Command Lines
If you use a command line tool (such as curl) that uses libcurl, and you
give option to the tool on the command line those options can very likely
get read by other users of your system when they use 'ps' or other tools
to list currently running processes.
To avoid this problem, never feed sensitive things to programs using
command line options.
.netrc is a pretty handy file/feature that allows you to login quickly and
automaticly to frequently visited sites. The file contains passwords in
clear text and is a real security risk.
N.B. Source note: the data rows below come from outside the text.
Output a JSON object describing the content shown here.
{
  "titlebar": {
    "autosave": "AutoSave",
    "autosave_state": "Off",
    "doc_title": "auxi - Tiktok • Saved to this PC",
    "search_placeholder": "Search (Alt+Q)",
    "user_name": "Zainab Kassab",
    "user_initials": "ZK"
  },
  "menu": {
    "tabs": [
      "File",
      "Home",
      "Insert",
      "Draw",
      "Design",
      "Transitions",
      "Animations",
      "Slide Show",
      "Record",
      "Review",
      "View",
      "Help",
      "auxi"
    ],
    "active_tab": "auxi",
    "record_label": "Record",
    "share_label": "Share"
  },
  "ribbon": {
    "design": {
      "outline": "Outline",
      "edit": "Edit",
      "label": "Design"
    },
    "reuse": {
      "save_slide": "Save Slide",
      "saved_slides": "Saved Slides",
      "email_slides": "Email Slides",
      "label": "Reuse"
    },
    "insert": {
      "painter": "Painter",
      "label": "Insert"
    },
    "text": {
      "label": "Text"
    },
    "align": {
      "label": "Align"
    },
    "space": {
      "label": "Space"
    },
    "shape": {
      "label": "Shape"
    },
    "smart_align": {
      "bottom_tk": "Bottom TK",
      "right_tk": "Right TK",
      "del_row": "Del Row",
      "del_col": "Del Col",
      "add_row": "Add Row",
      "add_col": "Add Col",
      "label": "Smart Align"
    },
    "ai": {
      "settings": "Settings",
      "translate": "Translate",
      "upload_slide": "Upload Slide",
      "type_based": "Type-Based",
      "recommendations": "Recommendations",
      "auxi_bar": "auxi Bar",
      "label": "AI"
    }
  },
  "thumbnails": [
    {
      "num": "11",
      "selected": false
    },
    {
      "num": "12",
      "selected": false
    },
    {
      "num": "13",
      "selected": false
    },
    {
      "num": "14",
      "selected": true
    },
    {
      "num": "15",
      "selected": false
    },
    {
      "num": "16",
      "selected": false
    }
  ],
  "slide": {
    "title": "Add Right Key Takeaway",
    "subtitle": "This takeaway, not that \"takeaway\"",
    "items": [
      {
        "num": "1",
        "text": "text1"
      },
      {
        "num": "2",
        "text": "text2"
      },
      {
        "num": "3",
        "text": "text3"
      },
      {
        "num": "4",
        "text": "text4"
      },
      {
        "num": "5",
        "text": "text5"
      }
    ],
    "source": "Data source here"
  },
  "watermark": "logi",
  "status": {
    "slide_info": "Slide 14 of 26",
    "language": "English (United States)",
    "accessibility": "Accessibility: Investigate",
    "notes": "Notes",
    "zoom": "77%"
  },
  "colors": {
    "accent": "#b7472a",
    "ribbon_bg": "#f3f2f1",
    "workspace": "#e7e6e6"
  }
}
In some cases, your .netrc is also
stored in a home directory that is NFS mounted or used on another network
based file system, so the clear text password will fly through your
network every time anyone reads that file!
To avoid this problem, don't use .netrc files and never store passwords in
plain text anywhere.
Clear Text Passwords
Many of the protocols libcurl supports send name and password unencrypted
as clear text (HTTP Basic authentication, FTP, TELNET etc). It is very
easy for anyone on your network or a network nearby yours, to just fire up
a network analyzer tool and evesdrop on your passwords. Don't let the fact
that HTTP uses base64 encoded passwords fool you. They may not look
readable at a first glance, but they very easily "deciphered" by anyone
within seconds.
To avoid this problem, use protocols that don't let snoopers see your
password: HTTPS, FTPS and FTP-kerberos are a few examples. HTTP Digest
authentication allows this too, but isn't supported by libcurl as of this
Showing What You Do
On a related issue, be aware that even in situations like when you have
problems with libcurl and ask somone for help, everything you reveal in
order to get best possible help might also impose certain security related
risks. Host names, user names, paths, operating system specifics etc (not
to mention passwords of course) may in fact be used by intruders to gain
additional information of a potential target.
To avoid this problem, you must of course use your common sense. Often,
you can just edit out the senstive data or just rearch/replace your true
information with faked data.
SSL, Certificates and Other Tricks
[ seeding, passwords, keys, certificates, ENGINE, ca certs ]
Multiple Transfers Using the multi Interface
The easy interface as described in detail in this document is a synchronous
interface that transfers one file at a time and doesn't return until its
The multi interface on the other hand, allows your program to transfer
multiple files in both directions at the same time, without forcing you to
use multiple threads.
[fill in lots of more multi stuff here]
[ sharing between handles, mutexes, pipelining ]
[1] = libcurl 7.10.3 and later have the ability to switch over to chunked
Tranfer-Encoding in cases were HTTP uploads are done with data of an
unknown size.
[2] = This happens on Windows machines when libcurl is built and used as a
DLL. However, you can still do this on Windows if you link with a static
[3] = The curl-config tool is generated at build-time (on unix-like systems)
and should be installed with the 'make install' or similar instruction
that installs the library, header files, man pages etc.